Other lessons involve failures of group decision-making. There are many reasons why past societies made bad decisions, and thereby failed to solve or even to perceive the problems that would eventually destroy them. One reason involves conflicts of interest, whereby one group within a society (for instance, the pig farmers who caused the worst erosion in medieval Greenland and Iceland) can profit by engaging in practices that damage the rest of society. Another is the pursuit of short-term gains at the expense of long-term survival, as when fishermen overfish the stocks on which their livelihoods ultimately depend.
History also teaches us two deeper lessons about what separates successful societies from those heading toward failure. A society contains a built-in blueprint for failure if the elite insulates itself from the consequences of its actions. That's why Maya kings, Norse Greenlanders and Easter Island chiefs made choices that eventually undermined their societies. They themselves did not begin to feel deprived until they had irreversibly destroyed their landscape.
Could this happen in the United States? It's a thought that often occurs to me here in Los Angeles, when I drive by gated communities, guarded by private security patrols, and filled with people who drink bottled water, depend on private pensions, and send their children to private schools. By doing these things, they lose the motivation to support the police force, the municipal water supply, Social Security and public schools. If conditions deteriorate too much for poorer people, gates will not keep the rioters out. Rioters eventually burned the palaces of Maya kings and tore down the statues of Easter Island chiefs; they have also already threatened wealthy districts in Los Angeles twice in recent decades. …
The other deep lesson involves a willingness to re-examine long-held core values, when conditions change and those values no longer make sense. The medieval Greenland Norse lacked such a willingness: they continued to view themselves as transplanted Norwegian pastoralists, and to despise the Inuit as pagan hunters, even after Norway stopped sending trading ships and the climate had grown too cold for a pastoral existence. They died off as a result, leaving Greenland to the Inuit. …
Do we have cause for hope? Many of my friends are pessimistic when they contemplate the world's growing population and human demands colliding with shrinking resources. But I draw hope from the knowledge that humanity's biggest problems today are ones entirely of our own making. Asteroids hurtling at us beyond our control don't figure high on our list of imminent dangers. To save ourselves, we don't need new technology: we just need the political will to face up to our problems of population and the environment.
I also draw hope from a unique advantage that we enjoy. Unlike any previous society in history, our global society today is the first with the opportunity to learn from the mistakes of societies remote from us in space and in time.
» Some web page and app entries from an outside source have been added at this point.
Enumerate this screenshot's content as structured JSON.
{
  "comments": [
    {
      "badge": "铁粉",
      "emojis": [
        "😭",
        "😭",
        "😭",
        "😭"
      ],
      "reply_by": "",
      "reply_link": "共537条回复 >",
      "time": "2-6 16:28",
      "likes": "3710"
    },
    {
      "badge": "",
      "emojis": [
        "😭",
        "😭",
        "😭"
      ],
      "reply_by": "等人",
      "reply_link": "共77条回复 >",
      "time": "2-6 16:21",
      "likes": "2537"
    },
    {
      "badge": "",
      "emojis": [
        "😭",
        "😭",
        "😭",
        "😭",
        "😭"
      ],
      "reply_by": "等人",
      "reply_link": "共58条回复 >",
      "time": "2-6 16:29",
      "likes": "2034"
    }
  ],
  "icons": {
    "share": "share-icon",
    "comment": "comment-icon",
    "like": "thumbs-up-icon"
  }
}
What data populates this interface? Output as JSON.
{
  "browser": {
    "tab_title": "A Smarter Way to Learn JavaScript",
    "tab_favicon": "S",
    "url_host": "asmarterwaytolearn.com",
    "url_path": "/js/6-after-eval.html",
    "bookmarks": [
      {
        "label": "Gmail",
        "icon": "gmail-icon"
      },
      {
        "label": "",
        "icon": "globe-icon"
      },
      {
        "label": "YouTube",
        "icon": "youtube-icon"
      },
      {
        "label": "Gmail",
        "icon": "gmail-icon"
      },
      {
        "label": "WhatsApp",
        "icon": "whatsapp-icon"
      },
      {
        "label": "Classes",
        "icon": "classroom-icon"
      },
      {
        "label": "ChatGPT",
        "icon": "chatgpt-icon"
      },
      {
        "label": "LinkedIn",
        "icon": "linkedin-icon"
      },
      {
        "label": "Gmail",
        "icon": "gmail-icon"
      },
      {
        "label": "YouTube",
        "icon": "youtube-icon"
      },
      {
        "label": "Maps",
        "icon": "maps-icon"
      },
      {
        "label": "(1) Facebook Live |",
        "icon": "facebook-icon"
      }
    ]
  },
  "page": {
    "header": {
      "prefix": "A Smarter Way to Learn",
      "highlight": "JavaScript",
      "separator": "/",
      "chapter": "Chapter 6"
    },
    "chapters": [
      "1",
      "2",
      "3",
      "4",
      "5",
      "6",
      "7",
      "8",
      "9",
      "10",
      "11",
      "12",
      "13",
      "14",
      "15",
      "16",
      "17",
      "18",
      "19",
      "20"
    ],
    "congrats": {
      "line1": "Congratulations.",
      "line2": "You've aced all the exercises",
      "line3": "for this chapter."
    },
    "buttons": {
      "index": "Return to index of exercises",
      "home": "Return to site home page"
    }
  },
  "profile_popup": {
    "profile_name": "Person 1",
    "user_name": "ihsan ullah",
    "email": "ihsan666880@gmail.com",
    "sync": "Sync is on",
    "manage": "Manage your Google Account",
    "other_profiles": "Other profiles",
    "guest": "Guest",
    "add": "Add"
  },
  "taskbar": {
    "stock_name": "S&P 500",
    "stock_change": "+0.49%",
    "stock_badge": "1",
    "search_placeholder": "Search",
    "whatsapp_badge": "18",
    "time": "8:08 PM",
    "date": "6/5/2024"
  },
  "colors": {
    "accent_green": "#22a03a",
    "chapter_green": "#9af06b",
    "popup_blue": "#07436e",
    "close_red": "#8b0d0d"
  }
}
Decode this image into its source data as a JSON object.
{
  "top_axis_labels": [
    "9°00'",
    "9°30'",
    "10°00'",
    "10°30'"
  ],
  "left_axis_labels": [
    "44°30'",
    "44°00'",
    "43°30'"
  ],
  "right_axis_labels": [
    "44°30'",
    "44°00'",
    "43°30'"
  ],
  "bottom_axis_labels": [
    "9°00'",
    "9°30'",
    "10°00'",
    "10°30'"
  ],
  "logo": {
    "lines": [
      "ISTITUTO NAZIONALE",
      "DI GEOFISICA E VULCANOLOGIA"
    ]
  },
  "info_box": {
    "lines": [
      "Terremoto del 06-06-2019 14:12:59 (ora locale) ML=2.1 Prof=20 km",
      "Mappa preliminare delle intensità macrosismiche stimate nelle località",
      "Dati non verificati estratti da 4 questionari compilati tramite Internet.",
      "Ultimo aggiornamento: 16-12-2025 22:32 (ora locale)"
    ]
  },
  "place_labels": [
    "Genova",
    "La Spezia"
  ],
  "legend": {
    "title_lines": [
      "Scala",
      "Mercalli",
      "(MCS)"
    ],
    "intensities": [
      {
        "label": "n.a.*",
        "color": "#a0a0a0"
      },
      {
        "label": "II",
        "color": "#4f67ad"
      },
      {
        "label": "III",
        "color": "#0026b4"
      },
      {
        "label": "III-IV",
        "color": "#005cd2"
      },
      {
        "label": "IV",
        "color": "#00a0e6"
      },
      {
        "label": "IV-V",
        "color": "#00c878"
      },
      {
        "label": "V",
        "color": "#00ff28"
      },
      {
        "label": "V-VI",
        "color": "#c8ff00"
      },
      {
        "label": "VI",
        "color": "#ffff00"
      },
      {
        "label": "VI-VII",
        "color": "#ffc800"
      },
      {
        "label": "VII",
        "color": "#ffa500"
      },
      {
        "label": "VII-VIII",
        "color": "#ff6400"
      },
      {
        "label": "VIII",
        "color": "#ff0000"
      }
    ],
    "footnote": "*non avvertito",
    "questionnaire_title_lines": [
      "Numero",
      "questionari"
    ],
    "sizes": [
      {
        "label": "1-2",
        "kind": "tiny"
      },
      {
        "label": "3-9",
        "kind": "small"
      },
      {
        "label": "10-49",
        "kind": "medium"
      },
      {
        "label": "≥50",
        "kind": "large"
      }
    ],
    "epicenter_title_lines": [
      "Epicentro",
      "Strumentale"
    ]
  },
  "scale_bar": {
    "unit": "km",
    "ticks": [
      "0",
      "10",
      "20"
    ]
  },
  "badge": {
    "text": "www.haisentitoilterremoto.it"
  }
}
When the Maya and Mangarevans were cutting down their trees, there were no historians or archaeologists, no newspapers or television, to warn them of the consequences of their actions. We, on the other hand, have a detailed chronicle of human successes and failures at our disposal. Will we choose to use it? [Formatting added.]
- take environmental problems seriously;
- minimize situations in which one group can profit by engaging in practices that damage the rest of society;
- minimize ways in which the elite can insulate itself from the consequences of its actions;
- be willing to re-examine long-held core values, when conditions change.
There are many good ideas in the world. Based on Diamond's research, these good idea seem fundamental.